Joseph Keith Morris of Beech Court, Salford, used his father in law’s van to help clear his sister’s garden – but then dumped the waste in a street half a mile away from his home.
When tracked down by council officials Mr Morris admitted the offence, said he had been stupid and that his family’s response to his actions had been “a bit like torture.”
Mr Morris, (date of birth 23 December 1976) a self-employed painter, decorator and handyman pleaded guilty to one offence of dumping controlled waste contrary to S33(1) and S33(6) of the Environmental Protection Act 1990 when he appeared at Salford and Manchester magistrates court on Tuesday 11 June.
He was fined £530, ordered to pay £400 costs and a £53 victim surcharge.
The court heard that a Salix Homes officer contacted the council after seeing Mr Morris illegally tipping the waste from a white Vauxhall van around 11.30am on Friday 29 June 2018.

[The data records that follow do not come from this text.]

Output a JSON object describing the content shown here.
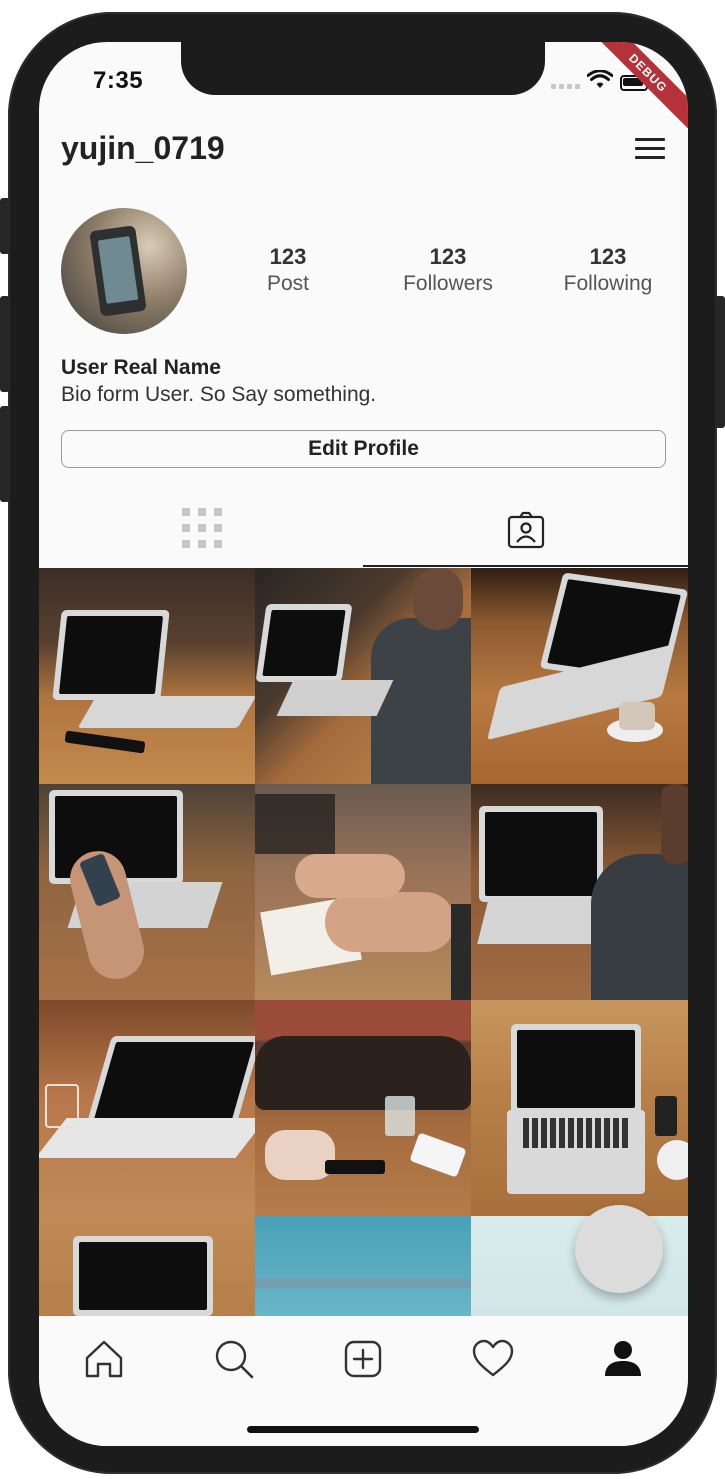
{
  "status_bar": {
    "time": "7:35",
    "debug_label": "DEBUG"
  },
  "header": {
    "username": "yujin_0719"
  },
  "profile": {
    "stats": [
      {
        "value": "123",
        "label": "Post"
      },
      {
        "value": "123",
        "label": "Followers"
      },
      {
        "value": "123",
        "label": "Following"
      }
    ],
    "real_name": "User Real Name",
    "bio": "Bio form User. So Say something.",
    "edit_button": "Edit Profile"
  },
  "tabs": {
    "items": [
      "grid-icon",
      "tagged-person-icon"
    ],
    "active": 1
  },
  "grid": {
    "photo_count": 12
  },
  "bottom_nav": {
    "items": [
      "home-icon",
      "search-icon",
      "add-icon",
      "heart-icon",
      "profile-icon"
    ],
    "active": 4
  },
  "colors": {
    "background": "#fafafa",
    "text": "#222222",
    "muted": "#c8c8c8",
    "debug_ribbon": "#b5323b"
  }
}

When traced and questioned by council officials he admitted the offence saying his sister had moved house and asked him to clear the back garden for it.
He used his father in law’s van to clear the rubbish and went to the tip but there was a queue.
“I was stupid enough to think fly tipping was the easiest way to empty the van. I don’t know what was going through my head that day, I should have waited but I didn’t. I’m really sorry I did do it and it certainly won’t be happening again,” he told officials.
He said his partner was angry and his father in law didn’t speak to him for two days which hurt because he was very close to the family.
Speaking after the case Councillor David Lancaster, lead member for environment and community safety, thanked the officer for reporting the incident.
“People who fly tip not only spoil their city and anger other residents but also waste scarce public money and resources dealing with it. There is no reason and no excuse at all for not disposing of waste correctly," he said.
“We welcome any evidence that can help us track down those responsible and take action against them.”
Sue Sutton, executive director of operations at housing association Salix Homes, said: “Salix Homes takes fly-tipping extremely seriously so we’re glad our eagle-eyed officer was able to help bring this perpetrator to justice by reporting his actions to the council.
“Fly-tipping is a selfish crime which causes a real blight in our neighbourhoods, so we welcome the outcome of this court hearing and hope it will serve as a stark warning to those people who choose to dump rubbish in our communities.”
Salford City Council’s on-going Operation Pandora, cracking down on fly tippers, has now seen 62 offenders prosecuted for 85 fly tipping and litter offences, resulting in fines, costs and victim surcharges totalling nearly £68,000.